Is the Affordable Housing Network the only organization in San Jose that believes San Jose’s “Envision 2040” General Plan is a blueprint for a train wreck?
Let me rephrase that.
Our city is already a train wreck—thousands of people living in the street, families forced to relocate to the Central Valley, traffic exploding, and the quality of life rapidly swirling down the drain. Oakland Mayor Libby Schaaf recently said the housing crisis is “about to kill the Bay Area.” San Jose’s general plan is better described as the nail in the coffin.
I took another look at the plan when City officials continually referenced it during recent public hearings on the Google Diridon project—as if to justify their curious indifference to the thousands of San Jose residents that the project threatens to displace. Mention of the San Jose general plan is generally prefaced with the remark that it was unanimously adopted by City Council after years of hearings attended by some 5000 people. Apparently this is expected to silence any opposition to its strange conclusions.

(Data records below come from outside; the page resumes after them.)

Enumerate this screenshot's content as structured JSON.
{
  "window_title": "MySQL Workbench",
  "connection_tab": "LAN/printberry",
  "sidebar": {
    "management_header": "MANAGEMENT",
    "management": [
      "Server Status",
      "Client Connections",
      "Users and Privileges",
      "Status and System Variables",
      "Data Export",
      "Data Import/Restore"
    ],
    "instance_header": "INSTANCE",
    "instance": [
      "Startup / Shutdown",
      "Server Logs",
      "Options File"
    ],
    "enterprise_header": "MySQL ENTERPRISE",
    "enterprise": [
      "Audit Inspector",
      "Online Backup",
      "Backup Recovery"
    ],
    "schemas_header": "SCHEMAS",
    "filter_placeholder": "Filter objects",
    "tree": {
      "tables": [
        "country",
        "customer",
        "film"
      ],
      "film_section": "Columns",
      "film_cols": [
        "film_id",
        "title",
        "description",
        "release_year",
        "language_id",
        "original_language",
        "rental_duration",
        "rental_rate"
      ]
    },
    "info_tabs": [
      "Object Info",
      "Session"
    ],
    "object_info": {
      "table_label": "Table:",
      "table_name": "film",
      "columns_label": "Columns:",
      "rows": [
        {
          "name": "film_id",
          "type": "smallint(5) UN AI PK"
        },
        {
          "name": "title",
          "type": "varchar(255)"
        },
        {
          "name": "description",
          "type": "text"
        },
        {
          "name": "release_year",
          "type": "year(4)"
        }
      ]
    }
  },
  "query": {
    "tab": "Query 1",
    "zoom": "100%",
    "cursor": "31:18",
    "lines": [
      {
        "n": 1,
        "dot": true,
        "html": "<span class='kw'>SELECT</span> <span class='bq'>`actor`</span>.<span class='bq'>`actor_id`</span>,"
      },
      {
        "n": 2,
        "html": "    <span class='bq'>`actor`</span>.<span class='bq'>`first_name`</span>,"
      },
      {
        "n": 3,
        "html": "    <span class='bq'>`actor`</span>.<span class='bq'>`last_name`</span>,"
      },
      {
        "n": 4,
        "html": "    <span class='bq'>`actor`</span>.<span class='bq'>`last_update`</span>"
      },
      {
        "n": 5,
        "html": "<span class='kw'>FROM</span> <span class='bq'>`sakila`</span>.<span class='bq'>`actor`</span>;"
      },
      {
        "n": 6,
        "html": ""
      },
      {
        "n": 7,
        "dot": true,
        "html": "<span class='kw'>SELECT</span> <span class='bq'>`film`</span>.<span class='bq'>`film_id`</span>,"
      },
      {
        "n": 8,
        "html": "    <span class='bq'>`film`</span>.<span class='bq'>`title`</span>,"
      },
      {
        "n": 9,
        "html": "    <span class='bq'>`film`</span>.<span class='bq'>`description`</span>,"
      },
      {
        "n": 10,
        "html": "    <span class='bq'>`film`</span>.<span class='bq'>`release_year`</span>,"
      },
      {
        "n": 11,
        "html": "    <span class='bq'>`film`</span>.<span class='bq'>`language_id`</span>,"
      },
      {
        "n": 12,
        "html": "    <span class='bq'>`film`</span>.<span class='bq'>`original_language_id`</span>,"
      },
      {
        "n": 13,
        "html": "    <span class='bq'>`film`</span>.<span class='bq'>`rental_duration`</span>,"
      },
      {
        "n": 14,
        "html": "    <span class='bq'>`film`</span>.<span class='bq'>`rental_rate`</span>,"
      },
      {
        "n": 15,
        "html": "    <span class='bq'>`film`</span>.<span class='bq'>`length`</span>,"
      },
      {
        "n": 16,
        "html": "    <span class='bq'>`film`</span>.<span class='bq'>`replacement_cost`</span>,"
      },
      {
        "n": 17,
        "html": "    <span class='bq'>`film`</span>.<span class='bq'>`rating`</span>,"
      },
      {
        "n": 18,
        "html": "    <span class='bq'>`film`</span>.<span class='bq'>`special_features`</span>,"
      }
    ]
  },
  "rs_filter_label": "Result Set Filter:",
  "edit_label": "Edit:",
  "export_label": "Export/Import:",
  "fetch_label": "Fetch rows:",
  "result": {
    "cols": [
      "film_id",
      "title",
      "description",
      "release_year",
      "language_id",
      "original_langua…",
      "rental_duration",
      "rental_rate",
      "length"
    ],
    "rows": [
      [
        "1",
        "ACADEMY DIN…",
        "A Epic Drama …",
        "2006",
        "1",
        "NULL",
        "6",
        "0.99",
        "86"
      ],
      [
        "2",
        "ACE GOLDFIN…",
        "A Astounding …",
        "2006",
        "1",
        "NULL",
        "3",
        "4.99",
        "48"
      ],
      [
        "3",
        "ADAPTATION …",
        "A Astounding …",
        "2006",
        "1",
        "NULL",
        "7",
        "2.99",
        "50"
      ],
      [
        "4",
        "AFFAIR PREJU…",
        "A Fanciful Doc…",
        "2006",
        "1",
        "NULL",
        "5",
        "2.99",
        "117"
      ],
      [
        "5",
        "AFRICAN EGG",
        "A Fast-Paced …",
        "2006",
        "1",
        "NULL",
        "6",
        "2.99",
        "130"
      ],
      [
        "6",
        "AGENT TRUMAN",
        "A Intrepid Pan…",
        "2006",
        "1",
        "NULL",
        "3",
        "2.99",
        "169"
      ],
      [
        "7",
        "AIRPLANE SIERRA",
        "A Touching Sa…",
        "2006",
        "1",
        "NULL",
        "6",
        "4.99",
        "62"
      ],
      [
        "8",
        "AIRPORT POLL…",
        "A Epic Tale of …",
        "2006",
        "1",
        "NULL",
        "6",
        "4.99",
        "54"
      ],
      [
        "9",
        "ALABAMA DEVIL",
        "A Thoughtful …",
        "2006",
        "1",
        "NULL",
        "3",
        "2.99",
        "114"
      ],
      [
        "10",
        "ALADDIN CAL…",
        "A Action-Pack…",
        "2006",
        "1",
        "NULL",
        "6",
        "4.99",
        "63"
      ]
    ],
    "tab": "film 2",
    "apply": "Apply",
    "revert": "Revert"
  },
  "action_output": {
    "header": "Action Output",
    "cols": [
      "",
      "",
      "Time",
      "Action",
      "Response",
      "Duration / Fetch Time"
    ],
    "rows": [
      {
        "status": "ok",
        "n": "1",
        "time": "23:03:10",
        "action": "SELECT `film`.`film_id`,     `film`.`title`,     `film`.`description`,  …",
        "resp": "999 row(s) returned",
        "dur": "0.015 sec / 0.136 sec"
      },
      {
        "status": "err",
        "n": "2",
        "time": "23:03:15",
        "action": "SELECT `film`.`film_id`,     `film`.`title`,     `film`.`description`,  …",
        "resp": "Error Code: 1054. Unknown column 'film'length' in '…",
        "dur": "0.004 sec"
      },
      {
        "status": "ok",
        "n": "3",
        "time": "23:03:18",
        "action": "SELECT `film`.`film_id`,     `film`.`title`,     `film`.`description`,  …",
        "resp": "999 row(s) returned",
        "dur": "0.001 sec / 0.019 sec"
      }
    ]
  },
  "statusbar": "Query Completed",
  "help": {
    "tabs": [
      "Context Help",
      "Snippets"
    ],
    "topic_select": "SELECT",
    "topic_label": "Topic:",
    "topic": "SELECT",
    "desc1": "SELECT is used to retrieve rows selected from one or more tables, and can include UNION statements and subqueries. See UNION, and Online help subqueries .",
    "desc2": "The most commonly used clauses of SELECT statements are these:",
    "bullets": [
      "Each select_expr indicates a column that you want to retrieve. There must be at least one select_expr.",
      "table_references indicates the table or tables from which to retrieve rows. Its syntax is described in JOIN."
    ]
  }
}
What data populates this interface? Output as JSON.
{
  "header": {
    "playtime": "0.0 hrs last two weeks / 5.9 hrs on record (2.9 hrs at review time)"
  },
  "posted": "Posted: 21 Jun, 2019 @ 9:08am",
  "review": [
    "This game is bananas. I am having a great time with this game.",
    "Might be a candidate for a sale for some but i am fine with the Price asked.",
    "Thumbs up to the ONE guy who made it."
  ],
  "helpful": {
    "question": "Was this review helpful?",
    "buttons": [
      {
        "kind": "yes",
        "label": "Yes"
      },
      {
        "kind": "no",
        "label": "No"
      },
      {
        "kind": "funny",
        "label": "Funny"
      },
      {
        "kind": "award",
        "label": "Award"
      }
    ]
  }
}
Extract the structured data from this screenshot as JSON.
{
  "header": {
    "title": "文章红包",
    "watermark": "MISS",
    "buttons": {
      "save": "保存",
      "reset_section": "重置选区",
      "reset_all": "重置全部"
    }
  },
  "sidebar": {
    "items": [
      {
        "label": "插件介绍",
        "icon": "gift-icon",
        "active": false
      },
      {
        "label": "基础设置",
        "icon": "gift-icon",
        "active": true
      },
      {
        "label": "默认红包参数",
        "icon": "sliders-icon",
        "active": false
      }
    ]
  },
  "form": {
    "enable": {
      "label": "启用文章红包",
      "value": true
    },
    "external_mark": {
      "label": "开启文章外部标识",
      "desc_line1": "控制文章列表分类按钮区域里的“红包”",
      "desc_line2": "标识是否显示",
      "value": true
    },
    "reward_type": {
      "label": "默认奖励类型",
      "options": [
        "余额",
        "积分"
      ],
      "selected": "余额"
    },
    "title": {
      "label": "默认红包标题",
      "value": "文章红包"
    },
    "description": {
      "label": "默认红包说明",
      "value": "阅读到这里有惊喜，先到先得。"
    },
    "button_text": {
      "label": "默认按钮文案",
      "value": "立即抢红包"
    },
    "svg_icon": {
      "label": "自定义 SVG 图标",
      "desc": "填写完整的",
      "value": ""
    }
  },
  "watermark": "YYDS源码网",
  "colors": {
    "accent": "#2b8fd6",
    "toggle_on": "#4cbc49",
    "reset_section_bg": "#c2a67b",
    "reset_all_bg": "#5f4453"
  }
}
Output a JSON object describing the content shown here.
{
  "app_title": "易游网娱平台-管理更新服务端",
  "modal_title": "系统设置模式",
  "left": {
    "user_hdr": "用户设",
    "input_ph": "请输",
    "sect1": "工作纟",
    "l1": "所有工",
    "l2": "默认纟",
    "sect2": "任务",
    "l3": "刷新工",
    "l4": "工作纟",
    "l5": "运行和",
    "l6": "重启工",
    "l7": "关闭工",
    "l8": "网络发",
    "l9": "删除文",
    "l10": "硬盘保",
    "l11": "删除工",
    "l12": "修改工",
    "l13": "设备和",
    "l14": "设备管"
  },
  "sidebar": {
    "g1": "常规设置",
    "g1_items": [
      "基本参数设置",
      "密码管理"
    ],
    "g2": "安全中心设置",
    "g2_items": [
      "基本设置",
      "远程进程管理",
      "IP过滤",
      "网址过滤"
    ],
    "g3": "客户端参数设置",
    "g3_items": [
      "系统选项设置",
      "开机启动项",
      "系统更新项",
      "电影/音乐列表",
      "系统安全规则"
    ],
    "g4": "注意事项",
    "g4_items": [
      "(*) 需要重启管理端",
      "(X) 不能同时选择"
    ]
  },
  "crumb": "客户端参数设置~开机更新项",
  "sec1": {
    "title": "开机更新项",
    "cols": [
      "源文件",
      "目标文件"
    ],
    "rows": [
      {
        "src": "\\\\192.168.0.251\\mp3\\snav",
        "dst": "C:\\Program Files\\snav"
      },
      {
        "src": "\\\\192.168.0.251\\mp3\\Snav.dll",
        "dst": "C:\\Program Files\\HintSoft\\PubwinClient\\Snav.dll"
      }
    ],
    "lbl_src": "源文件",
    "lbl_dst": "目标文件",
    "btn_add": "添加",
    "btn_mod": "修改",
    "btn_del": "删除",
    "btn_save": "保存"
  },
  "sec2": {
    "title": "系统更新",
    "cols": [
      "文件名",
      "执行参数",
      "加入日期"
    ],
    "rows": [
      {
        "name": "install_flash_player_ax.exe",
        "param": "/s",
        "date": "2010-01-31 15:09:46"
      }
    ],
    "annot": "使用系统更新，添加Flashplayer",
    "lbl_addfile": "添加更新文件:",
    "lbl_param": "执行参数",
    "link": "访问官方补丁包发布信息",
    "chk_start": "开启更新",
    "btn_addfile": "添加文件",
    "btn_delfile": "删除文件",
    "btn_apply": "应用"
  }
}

Few San Jose residents are aware of what our general plan actually says. Instead of fighting for common sense state fiscal reform, San Jose is attempting to solve its fiscal problems by restricting housing production in the middle of a catastrophic housing crisis. Envision 2040 was modified in 2016 by the Four Year Task Force and City Council, but its figures still simply do not add up.
The plan is based on a projection by the Center for the Continuing Study of the California Economy (CCSCE) that San Jose’s population will increase by about 405,000 new residents by 2040. The plan establishes a 1.1 jobs to employed resident goal. In order to reach this mark, it calls for job growth of 382,000 new jobs by 2040, while maintaining a housing goal of only 120,000 new units.
These figures are nonsensical.
In the first place, a population growth of 405,000 people cannot fit into 120,000 new units. At the California average of 3.1 persons per household, 120,000 housing units will only accommodate 372,000 people. Does the general plan propose to block the increased population projected by CCSCE from happening?
More seriously, if we plan for an additional 382,000 jobs, most experts agree that this will create an additional housing demand of about 254,000 housing units (382,000 divided by the average 1.5 jobs per household). If San Jose only allows construction of 120,000 additional housing units, where will those other 134,000 housing units be built? And where will the 134,000 households go, who are expected to work in San Jose, but whom the city is deliberately planning to refuse to house? 134,000 families at 3.1 persons per household comprise an astonishing 415,400 people.
Either we will erect a wall to bar those 415,400 people from living in San Jose, or more likely, since many of them will be more highly paid tech workers, they will move here and displace 415,400 other people who are already here—frequently including the families of people who built this city over generations.
Actually, some combination of these two scenarios will most likely happen, but the likeliest outcome will be widespread, massive displacement.
San Jose honored its most famous resident, Cesar Chavez, by naming its downtown plaza for him, and it continues to honor him with an annual city holiday and flag-raising ceremony. But what good are our ceremonies, if we banish hundreds of thousands of the very people he loved, and dedicated his life to organizing and defending?
No responsible urban scholar or policy-maker advocates displacement. It destroys communities, reduces diversity, tears families apart, erases culture, damages the environment, ruins people’s quality of life, undermines economic opportunity, and increases inequality and homelessness.
Where will these 415,400 people live? Mayor Liccardo recently stated he does not believe that other Bay Area cities will step up to provide the housing needed. The answer is that San Jose’s general plan, and the City Council, literally have no idea. They do not even mention that this is a problem, much less outline concrete steps to solve it.
The Google project is just another step down the primrose path.
Does anyone on the City Council care?
“Do not, as some ungracious pastors do,
Show me the steep and thorny way to heaven;
Whiles, like a puff'd and reckless libertine,
Himself the primrose path of dalliance treads,
And recks not his own rede.” —Shakespeare